Work order.
Look for the word "based" in the data below, and copy every line that holds it.

*****

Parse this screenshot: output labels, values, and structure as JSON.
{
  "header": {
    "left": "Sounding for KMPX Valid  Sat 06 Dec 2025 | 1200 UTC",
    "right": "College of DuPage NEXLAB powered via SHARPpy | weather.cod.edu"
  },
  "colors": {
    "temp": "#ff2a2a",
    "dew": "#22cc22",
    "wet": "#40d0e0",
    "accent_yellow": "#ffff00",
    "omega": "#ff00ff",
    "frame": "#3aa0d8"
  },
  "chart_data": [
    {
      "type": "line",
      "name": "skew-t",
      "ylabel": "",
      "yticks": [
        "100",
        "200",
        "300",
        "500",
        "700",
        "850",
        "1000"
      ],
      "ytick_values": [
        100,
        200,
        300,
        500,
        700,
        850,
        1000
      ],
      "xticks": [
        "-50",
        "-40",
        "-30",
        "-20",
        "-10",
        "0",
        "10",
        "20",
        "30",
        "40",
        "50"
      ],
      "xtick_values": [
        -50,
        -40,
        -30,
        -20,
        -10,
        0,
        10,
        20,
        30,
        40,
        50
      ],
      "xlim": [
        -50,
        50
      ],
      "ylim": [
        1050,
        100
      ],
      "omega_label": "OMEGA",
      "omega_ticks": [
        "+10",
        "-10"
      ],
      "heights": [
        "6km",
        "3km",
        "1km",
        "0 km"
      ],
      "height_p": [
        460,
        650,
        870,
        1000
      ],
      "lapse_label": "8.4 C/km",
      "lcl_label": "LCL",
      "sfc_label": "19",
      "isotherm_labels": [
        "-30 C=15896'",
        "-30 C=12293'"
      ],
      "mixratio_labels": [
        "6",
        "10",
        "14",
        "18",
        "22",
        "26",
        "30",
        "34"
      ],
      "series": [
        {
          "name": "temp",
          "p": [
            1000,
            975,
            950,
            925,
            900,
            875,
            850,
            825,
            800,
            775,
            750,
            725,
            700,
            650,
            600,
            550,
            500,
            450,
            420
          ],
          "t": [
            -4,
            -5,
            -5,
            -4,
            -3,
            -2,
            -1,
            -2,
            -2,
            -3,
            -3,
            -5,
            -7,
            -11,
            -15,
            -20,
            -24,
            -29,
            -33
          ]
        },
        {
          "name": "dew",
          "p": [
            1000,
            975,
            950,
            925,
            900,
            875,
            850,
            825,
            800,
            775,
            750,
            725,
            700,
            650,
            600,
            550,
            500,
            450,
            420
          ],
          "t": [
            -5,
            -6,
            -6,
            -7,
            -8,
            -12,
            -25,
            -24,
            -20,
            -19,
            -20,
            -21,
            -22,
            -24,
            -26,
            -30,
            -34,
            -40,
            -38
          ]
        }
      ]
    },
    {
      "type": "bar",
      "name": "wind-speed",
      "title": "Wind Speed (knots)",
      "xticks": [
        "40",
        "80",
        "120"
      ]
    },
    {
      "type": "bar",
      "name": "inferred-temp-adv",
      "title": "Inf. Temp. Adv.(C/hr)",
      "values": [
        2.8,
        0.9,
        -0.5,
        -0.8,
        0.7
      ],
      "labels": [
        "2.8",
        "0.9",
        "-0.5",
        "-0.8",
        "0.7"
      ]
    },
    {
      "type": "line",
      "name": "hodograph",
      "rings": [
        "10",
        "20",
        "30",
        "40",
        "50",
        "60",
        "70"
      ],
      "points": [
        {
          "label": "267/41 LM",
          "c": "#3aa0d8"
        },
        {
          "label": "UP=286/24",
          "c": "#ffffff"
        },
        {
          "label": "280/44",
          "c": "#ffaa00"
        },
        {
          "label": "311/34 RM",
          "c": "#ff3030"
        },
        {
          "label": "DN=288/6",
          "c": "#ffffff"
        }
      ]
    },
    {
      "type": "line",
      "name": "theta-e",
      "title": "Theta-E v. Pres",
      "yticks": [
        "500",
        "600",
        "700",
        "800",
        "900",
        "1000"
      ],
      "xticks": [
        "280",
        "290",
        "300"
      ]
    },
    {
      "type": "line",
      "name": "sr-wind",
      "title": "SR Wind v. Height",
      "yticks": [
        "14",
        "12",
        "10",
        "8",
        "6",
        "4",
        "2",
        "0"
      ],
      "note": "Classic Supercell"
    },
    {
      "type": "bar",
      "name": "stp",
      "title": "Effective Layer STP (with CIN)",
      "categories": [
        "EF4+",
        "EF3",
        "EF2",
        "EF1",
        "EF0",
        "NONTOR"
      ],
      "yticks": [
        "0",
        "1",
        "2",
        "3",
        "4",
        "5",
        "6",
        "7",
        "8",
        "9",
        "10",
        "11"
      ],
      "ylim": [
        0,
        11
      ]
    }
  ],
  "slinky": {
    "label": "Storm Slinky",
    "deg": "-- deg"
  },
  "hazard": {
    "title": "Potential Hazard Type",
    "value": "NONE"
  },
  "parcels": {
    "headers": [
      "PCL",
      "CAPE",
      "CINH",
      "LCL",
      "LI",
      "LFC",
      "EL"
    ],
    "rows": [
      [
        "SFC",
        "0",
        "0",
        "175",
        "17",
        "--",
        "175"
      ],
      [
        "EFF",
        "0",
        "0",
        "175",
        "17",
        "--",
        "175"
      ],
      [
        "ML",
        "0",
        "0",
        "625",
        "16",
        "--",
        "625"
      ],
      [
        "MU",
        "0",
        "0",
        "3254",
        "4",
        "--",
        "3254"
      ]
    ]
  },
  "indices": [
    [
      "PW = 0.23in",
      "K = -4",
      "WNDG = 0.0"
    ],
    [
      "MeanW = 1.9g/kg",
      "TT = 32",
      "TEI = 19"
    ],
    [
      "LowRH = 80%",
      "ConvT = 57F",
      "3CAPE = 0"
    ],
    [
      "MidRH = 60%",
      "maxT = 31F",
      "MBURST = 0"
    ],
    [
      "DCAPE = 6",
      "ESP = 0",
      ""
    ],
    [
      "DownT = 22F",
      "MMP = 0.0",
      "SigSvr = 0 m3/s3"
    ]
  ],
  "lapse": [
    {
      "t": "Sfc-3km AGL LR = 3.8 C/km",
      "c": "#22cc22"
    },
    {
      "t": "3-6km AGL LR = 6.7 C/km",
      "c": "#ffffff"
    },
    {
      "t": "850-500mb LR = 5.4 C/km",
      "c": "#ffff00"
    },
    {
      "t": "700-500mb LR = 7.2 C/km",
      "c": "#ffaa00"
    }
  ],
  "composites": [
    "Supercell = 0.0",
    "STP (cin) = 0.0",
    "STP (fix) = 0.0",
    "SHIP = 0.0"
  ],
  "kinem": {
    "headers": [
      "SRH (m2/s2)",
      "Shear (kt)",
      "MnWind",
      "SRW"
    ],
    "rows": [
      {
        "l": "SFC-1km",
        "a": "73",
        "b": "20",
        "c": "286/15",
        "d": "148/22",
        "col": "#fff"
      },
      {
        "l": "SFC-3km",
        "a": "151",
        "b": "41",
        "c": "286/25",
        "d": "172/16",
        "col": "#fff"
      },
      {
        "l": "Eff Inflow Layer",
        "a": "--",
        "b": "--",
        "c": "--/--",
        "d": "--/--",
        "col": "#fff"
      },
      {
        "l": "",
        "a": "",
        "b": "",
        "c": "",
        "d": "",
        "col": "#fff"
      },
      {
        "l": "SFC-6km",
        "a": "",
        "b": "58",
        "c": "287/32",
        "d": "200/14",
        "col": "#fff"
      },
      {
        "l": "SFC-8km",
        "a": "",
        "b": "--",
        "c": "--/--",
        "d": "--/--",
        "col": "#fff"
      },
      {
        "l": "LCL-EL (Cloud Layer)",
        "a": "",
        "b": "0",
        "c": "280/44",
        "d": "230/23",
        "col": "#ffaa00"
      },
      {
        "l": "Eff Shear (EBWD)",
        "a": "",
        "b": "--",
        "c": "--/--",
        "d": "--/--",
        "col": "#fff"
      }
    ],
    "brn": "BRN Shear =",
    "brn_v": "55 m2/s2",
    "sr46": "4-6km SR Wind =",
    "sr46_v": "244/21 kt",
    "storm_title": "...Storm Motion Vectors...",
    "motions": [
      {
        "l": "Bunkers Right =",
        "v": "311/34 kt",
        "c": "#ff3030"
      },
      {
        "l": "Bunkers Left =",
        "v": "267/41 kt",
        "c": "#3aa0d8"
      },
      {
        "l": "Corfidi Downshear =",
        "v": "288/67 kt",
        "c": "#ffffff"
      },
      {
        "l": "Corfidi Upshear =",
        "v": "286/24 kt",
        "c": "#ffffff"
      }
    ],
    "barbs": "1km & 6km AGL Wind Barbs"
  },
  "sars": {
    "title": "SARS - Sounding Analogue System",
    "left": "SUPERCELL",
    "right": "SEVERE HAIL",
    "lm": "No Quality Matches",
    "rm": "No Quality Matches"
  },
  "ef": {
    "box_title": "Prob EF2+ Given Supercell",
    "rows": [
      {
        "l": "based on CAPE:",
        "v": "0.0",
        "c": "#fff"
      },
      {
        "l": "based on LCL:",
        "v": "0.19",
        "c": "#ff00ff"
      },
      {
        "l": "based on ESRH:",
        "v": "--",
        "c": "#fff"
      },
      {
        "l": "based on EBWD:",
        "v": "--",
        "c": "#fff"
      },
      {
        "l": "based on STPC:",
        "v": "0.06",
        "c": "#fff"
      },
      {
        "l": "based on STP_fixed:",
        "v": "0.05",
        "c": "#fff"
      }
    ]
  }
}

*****

Exercise solution.
        "l": "based on CAPE:",
        "l": "based on LCL:",
        "l": "based on ESRH:",
        "l": "based on EBWD:",
        "l": "based on STPC:",
        "l": "based on STP_fixed:",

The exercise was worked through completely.